[Exercise materials Boundary: Start]
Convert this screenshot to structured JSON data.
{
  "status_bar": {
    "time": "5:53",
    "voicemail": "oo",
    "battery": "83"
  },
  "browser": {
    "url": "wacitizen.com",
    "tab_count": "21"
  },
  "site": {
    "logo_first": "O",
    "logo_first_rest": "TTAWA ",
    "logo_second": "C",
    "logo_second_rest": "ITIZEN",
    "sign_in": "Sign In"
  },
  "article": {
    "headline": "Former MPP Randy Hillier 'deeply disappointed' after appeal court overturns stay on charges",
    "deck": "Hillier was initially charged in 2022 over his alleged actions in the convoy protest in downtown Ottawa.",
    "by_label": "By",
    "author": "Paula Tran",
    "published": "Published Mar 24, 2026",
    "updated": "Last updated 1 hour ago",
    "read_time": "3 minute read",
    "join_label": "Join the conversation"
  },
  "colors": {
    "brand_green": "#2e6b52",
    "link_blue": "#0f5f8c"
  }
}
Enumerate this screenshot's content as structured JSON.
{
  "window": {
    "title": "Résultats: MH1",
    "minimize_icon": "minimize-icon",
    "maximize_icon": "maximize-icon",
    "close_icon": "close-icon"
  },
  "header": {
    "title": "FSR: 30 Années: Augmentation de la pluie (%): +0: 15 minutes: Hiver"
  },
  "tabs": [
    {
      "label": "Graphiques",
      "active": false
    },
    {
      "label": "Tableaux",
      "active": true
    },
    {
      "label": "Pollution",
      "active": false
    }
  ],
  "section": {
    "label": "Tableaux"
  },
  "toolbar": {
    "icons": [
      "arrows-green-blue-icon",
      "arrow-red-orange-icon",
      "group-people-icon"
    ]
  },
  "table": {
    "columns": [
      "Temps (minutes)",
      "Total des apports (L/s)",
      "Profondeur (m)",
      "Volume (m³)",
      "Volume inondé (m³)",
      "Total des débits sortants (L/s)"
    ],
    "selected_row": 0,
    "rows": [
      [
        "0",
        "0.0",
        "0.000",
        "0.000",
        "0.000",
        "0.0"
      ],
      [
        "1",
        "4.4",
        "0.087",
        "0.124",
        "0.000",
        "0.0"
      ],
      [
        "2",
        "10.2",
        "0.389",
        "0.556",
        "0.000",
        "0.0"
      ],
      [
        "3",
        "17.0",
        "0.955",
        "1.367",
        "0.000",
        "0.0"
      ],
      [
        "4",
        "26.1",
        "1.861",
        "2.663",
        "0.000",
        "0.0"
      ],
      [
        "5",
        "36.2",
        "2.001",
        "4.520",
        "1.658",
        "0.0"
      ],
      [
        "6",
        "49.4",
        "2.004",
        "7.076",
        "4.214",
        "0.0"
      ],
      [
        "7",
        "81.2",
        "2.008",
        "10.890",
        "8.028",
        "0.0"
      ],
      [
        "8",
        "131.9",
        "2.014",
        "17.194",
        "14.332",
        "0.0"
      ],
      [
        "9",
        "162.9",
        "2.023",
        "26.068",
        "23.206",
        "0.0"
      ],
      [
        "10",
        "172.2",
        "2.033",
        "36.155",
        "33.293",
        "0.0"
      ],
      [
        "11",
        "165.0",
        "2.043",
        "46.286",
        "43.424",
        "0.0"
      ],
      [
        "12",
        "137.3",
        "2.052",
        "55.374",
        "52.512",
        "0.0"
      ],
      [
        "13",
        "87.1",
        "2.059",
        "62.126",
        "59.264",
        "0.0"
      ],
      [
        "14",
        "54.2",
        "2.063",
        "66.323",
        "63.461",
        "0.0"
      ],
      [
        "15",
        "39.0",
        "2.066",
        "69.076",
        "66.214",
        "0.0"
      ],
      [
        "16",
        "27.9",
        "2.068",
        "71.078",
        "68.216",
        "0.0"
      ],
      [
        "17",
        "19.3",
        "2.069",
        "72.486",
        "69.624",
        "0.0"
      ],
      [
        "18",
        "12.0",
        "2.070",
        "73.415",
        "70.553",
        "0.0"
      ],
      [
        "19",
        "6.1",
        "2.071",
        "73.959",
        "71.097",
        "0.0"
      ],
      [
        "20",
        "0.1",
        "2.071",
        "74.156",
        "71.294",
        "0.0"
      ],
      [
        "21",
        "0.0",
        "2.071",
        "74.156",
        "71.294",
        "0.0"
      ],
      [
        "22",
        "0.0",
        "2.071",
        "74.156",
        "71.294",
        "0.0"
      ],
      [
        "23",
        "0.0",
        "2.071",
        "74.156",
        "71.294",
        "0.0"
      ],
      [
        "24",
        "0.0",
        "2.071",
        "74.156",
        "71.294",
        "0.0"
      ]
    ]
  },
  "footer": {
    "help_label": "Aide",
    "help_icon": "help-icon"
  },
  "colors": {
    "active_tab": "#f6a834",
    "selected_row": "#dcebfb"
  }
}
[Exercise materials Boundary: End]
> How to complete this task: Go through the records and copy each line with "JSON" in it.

> Result for this exercise:
Convert this screenshot to structured JSON data.
Enumerate this screenshot's content as structured JSON.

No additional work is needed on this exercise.